Items from an interface collection:
╔══

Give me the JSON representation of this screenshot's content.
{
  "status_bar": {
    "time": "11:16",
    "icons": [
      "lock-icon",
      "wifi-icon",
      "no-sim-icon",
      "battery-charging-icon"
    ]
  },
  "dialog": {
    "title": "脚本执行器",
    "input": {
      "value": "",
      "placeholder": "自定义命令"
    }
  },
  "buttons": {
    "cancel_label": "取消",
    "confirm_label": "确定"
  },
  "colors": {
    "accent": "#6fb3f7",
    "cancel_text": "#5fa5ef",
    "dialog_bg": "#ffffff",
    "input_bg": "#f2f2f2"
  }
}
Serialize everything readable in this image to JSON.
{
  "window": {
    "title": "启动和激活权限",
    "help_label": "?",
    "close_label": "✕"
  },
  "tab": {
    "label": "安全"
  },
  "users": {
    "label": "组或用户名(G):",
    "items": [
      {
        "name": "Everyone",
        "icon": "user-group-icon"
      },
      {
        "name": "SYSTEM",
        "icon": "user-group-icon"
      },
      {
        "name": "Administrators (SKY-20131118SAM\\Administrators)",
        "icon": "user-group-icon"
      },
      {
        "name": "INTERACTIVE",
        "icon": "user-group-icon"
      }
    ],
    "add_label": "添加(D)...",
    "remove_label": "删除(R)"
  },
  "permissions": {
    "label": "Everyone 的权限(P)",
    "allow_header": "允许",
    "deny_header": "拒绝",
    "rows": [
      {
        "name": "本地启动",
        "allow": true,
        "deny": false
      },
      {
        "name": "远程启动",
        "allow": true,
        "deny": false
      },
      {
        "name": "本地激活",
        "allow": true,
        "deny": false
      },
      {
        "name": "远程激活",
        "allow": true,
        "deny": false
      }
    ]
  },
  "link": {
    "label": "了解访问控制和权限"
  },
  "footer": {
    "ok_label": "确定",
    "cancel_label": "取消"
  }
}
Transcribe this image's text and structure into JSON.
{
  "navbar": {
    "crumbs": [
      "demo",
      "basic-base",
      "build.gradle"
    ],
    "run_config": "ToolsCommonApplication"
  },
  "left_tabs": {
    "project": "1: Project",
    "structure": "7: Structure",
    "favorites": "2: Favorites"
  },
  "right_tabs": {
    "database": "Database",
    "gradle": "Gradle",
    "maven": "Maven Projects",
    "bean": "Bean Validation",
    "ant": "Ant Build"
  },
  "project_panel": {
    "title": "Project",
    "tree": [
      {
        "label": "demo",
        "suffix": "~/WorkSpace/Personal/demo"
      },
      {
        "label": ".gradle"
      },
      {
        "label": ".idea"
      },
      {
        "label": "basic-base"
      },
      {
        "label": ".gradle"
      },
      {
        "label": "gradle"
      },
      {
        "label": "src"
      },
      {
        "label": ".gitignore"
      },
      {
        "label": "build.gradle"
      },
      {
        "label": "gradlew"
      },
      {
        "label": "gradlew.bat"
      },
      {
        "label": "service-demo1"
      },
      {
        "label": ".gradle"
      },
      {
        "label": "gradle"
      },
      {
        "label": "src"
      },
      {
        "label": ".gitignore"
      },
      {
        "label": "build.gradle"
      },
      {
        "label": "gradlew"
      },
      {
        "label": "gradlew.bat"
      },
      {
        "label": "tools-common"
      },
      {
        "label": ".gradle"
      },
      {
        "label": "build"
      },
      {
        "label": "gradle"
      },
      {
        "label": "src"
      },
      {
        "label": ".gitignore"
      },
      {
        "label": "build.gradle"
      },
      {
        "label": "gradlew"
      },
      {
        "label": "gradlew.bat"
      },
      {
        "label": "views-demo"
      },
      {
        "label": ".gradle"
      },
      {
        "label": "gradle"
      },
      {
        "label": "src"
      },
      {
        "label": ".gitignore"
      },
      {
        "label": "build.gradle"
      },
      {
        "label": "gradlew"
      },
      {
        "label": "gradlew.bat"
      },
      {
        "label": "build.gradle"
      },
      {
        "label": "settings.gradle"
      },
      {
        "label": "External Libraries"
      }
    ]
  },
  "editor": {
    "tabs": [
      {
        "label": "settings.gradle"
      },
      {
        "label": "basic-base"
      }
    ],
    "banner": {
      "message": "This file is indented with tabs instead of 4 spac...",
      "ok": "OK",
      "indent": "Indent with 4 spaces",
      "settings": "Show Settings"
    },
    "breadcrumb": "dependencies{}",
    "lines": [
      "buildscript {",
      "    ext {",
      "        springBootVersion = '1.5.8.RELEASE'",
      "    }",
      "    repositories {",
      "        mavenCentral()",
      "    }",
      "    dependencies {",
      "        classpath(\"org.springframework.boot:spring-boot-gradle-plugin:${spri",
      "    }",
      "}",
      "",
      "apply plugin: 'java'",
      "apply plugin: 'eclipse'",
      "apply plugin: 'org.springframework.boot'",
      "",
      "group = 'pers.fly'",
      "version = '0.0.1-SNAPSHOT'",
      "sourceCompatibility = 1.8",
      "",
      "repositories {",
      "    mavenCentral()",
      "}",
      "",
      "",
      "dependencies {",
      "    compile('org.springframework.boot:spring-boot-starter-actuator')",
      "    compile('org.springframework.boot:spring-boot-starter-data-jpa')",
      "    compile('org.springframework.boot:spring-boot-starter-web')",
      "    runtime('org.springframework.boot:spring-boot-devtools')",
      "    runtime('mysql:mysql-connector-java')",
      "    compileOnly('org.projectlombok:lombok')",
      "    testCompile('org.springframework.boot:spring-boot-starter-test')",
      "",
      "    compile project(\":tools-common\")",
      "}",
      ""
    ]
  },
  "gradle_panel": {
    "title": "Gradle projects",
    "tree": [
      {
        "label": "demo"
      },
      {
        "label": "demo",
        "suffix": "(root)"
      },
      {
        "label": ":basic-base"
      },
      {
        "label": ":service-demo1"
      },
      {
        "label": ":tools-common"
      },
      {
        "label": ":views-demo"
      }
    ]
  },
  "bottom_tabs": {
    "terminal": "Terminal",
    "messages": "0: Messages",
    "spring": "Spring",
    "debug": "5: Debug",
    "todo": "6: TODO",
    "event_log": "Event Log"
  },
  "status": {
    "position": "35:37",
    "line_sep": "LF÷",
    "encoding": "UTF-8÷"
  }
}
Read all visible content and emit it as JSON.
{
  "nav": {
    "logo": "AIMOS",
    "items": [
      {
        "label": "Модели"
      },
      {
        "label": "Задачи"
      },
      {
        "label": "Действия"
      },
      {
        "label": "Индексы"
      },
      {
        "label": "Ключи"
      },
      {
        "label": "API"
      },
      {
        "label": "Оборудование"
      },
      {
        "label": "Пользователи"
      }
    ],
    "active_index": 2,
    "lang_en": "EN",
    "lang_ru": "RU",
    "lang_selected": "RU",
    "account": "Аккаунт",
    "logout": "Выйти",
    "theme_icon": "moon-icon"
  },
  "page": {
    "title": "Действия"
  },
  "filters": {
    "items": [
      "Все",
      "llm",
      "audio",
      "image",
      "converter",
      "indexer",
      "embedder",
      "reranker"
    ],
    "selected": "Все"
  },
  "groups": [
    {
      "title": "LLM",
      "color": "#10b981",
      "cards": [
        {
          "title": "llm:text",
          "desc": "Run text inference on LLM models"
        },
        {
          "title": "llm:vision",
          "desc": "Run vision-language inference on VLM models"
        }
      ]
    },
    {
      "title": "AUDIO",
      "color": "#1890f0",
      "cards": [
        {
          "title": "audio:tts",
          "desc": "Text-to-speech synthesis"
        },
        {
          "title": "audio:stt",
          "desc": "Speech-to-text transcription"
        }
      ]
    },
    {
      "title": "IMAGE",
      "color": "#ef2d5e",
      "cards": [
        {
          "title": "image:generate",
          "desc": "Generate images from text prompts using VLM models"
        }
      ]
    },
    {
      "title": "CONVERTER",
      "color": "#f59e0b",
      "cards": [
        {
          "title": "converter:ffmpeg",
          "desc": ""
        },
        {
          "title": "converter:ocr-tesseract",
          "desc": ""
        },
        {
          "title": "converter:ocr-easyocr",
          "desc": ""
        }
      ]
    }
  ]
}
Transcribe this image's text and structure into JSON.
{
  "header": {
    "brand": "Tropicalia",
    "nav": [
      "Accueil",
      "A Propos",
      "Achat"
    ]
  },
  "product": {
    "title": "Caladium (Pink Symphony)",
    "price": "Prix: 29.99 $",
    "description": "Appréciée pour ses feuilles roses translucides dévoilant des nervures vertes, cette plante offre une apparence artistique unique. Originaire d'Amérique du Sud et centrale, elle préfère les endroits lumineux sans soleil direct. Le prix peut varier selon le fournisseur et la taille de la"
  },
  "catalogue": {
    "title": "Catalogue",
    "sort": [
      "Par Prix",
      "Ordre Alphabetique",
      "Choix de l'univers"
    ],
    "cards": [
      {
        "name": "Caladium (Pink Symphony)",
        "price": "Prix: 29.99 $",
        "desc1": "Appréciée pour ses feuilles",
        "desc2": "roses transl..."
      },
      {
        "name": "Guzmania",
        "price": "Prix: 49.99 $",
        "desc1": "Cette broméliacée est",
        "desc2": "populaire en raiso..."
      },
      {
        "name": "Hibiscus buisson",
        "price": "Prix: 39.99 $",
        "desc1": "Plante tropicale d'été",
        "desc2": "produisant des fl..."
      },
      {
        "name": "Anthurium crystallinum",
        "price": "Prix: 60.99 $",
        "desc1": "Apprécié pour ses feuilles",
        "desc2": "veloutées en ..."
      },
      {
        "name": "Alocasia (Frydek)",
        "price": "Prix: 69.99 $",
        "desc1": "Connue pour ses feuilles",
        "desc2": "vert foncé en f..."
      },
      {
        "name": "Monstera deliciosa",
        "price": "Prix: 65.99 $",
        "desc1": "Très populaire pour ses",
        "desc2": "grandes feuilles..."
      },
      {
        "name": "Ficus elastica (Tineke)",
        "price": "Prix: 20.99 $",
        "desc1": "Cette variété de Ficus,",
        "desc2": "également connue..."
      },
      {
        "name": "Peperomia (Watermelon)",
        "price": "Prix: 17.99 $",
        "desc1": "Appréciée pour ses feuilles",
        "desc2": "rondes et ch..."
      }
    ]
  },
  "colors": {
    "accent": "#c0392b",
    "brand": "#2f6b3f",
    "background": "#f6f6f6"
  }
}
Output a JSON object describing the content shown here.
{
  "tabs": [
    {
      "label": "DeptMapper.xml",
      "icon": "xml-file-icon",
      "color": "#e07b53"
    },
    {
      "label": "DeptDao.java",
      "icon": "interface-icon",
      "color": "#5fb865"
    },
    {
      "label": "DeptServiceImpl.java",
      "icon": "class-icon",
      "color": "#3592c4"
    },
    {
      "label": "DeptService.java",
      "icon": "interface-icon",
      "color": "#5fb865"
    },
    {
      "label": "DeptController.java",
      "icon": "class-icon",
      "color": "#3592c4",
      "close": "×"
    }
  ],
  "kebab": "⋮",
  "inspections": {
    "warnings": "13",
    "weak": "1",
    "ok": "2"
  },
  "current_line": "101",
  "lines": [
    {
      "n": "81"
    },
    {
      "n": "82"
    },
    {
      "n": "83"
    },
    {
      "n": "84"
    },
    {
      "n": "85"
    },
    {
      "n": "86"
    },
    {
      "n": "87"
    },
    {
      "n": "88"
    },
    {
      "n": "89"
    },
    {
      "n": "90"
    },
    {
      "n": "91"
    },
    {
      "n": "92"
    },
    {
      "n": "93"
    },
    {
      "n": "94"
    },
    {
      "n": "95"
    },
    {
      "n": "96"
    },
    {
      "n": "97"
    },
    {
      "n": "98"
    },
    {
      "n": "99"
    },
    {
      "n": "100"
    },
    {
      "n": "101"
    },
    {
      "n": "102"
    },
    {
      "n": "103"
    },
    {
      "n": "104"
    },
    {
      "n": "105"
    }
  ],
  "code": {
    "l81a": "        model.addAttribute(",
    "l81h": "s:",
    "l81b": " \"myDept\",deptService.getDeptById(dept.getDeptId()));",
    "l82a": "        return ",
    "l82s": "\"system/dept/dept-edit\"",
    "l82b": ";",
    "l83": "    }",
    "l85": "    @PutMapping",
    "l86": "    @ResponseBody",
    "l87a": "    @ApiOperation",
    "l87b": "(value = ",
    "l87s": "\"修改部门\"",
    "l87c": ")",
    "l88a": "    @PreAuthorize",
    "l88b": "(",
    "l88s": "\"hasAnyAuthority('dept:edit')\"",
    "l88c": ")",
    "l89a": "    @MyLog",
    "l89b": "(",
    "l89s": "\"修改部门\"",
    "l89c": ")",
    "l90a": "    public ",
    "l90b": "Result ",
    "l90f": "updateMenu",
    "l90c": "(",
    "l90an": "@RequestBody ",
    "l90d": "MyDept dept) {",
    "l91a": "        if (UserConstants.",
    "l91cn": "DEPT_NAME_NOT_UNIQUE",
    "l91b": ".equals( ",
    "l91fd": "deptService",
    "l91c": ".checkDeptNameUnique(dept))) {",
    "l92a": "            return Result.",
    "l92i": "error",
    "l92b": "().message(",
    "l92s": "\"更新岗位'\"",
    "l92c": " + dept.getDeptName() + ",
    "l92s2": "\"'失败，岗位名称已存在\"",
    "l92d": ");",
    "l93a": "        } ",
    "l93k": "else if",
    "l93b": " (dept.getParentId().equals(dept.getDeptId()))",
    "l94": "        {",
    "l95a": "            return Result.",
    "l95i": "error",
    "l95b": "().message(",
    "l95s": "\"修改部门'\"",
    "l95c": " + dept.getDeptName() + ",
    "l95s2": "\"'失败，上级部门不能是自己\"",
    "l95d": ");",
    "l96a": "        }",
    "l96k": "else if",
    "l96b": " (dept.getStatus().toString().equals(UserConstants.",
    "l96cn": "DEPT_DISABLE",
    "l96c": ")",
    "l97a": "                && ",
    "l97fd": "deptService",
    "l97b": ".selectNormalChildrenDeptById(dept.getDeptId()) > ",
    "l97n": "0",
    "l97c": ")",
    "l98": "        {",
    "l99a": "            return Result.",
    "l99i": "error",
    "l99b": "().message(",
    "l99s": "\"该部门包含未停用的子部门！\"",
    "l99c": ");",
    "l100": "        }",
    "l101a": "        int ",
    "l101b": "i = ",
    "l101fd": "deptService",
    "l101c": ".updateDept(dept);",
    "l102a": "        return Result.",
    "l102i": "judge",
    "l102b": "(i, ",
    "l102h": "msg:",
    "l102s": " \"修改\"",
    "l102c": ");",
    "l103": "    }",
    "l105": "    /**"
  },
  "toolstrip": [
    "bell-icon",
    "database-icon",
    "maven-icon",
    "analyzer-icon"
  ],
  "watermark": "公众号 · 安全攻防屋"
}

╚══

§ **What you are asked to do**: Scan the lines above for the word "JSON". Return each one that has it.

§ **Task answer**:
Give me the JSON representation of this screenshot's content.
Serialize everything readable in this image to JSON.
Transcribe this image's text and structure into JSON.
Read all visible content and emit it as JSON.
Transcribe this image's text and structure into JSON.
Output a JSON object describing the content shown here.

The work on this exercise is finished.